If it’s not yet the occasion to uncork the bubbly, it’s certainly time to pop it in the fridge. Last night the House of Commons voted down the House of Lords two amendments to the bill on exiting the European Union. Both amendments threatened to severely close down precious negotiating space in the upcoming Article 50 talks. Following the Lords’ decision to not further disrupt the bill’s passing, the Queen is now expected to give the bill Royal assent before the end of the week.

Amendments dear boy

The first amendment would have assured the future residency rights of EU nationals currently living in the UK without a quid a pro-quo from the EU.  The UK government would then be on the back foot in trying to secure the same rights for three million Britons living in the European Union. The amendment was voted down 335 votes to 287
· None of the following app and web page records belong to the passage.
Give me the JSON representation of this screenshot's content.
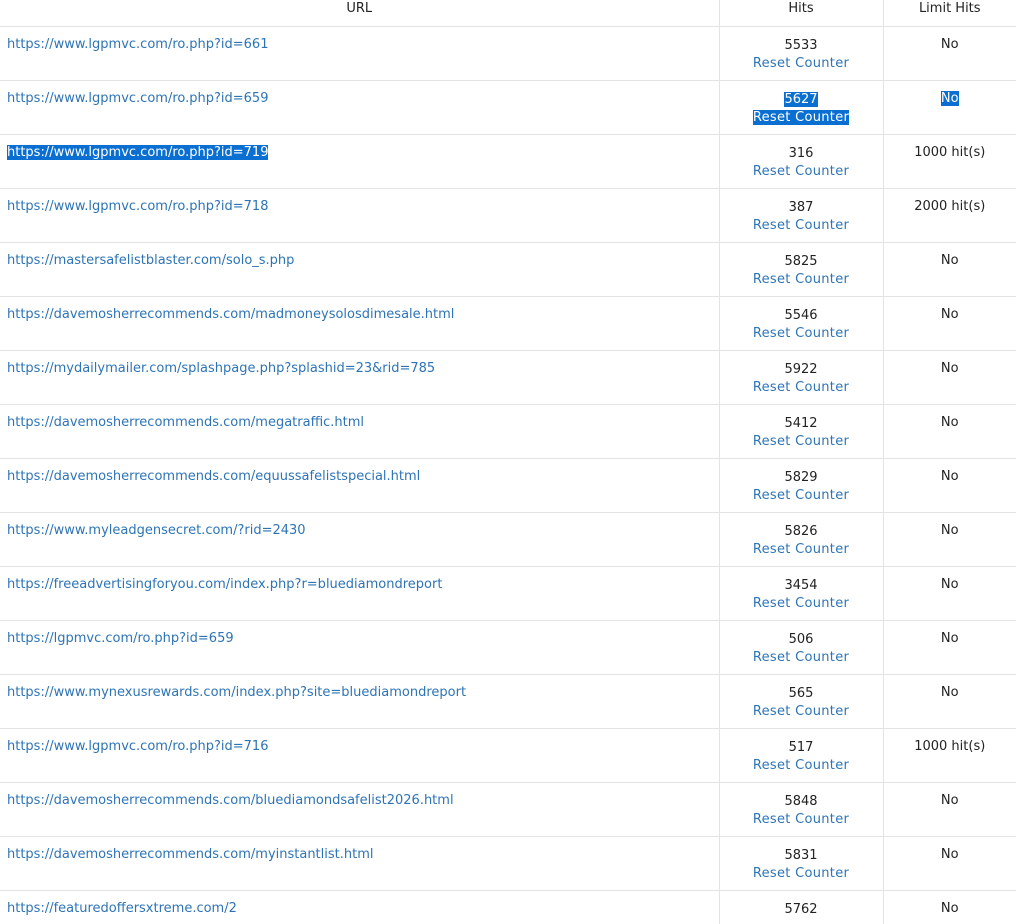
{
  "columns": {
    "url": "URL",
    "hits": "Hits",
    "limit": "Limit Hits"
  },
  "reset_label": "Reset Counter",
  "selection_color": "#0a6fd1",
  "link_color": "#2e74b5",
  "rows": [
    {
      "url": "https://www.lgpmvc.com/ro.php?id=661",
      "hits": "5533",
      "limit": "No"
    },
    {
      "url": "https://www.lgpmvc.com/ro.php?id=659",
      "hits": "5627",
      "limit": "No"
    },
    {
      "url": "https://www.lgpmvc.com/ro.php?id=719",
      "hits": "316",
      "limit": "1000 hit(s)"
    },
    {
      "url": "https://www.lgpmvc.com/ro.php?id=718",
      "hits": "387",
      "limit": "2000 hit(s)"
    },
    {
      "url": "https://mastersafelistblaster.com/solo_s.php",
      "hits": "5825",
      "limit": "No"
    },
    {
      "url": "https://davemosherrecommends.com/madmoneysolosdimesale.html",
      "hits": "5546",
      "limit": "No"
    },
    {
      "url": "https://mydailymailer.com/splashpage.php?splashid=23&rid=785",
      "hits": "5922",
      "limit": "No"
    },
    {
      "url": "https://davemosherrecommends.com/megatraffic.html",
      "hits": "5412",
      "limit": "No"
    },
    {
      "url": "https://davemosherrecommends.com/equussafelistspecial.html",
      "hits": "5829",
      "limit": "No"
    },
    {
      "url": "https://www.myleadgensecret.com/?rid=2430",
      "hits": "5826",
      "limit": "No"
    },
    {
      "url": "https://freeadvertisingforyou.com/index.php?r=bluediamondreport",
      "hits": "3454",
      "limit": "No"
    },
    {
      "url": "https://lgpmvc.com/ro.php?id=659",
      "hits": "506",
      "limit": "No"
    },
    {
      "url": "https://www.mynexusrewards.com/index.php?site=bluediamondreport",
      "hits": "565",
      "limit": "No"
    },
    {
      "url": "https://www.lgpmvc.com/ro.php?id=716",
      "hits": "517",
      "limit": "1000 hit(s)"
    },
    {
      "url": "https://davemosherrecommends.com/bluediamondsafelist2026.html",
      "hits": "5848",
      "limit": "No"
    },
    {
      "url": "https://davemosherrecommends.com/myinstantlist.html",
      "hits": "5831",
      "limit": "No"
    },
    {
      "url": "https://featuredoffersxtreme.com/2",
      "hits": "5762",
      "limit": "No"
    }
  ]
}
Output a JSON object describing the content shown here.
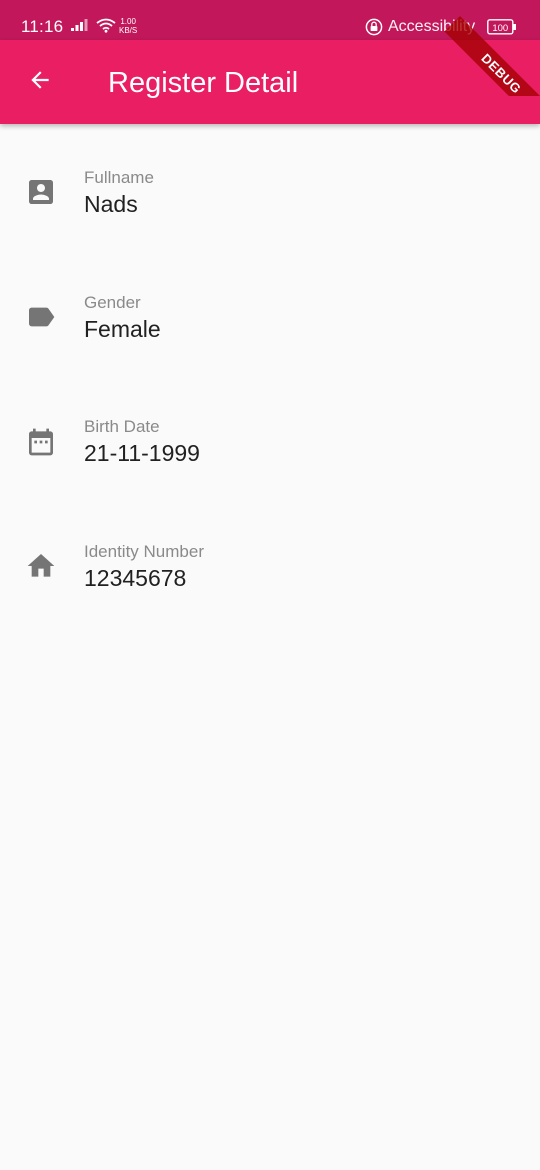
{
  "status_bar": {
    "time": "11:16",
    "speed_value": "1.00",
    "speed_unit": "KB/S",
    "accessibility_label": "Accessibility",
    "battery_level": "100",
    "background_color": "#c2185b"
  },
  "app_bar": {
    "title": "Register Detail",
    "back_icon": "arrow-back-icon",
    "background_color": "#e91e63"
  },
  "debug_banner": {
    "label": "DEBUG"
  },
  "details": [
    {
      "icon": "account-box-icon",
      "label": "Fullname",
      "value": "Nads"
    },
    {
      "icon": "label-tag-icon",
      "label": "Gender",
      "value": "Female"
    },
    {
      "icon": "calendar-icon",
      "label": "Birth Date",
      "value": "21-11-1999"
    },
    {
      "icon": "home-icon",
      "label": "Identity Number",
      "value": "12345678"
    }
  ],
  "colors": {
    "icon_grey": "#757575",
    "label_grey": "#8a8a8a",
    "value_text": "#212121",
    "page_background": "#fafafa"
  }
}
Similarly, demands for formal ratification were far more dangerous than a simple Parliamentary vote – already promised by the government. Fortunately, this too fell short of a majority among MPs: 274 votes to 135. Had more MPs weighed in on the side of the Lords, final ratification would have been scheduled well before the two-year expiry on the Article 50 negotiations. In the worryingly likely event that Parliament voted it down, the Government would then be obliged to return to the negotiating table. A second bite at the cherry would be very unlikely to play in the UK’s favour.

Unsurprisingly, the Liberal Democrats made a last-ditch attempt at reinstating a version of the meaningful vote in the form of a parliamentary veto on the outcome of the negotiation. It too failed, by 156 votes. Lest we forget, there is no legal reason why Britain cannot un-trigger Article 50. A veto would be catastrophic.

A scare, if not a scrape

In the end, these were all comfortable defeats, but the margins should still have been much greater. Each amendment not only defied the will of the British people, it also promised to make life harder for the Government’s negotiators, increasing the possibility of a poor outcome and raising the temptation of a largely pro-EU legislature to pull the plug on Brexit entirely, regardless of what the people said at the referendum.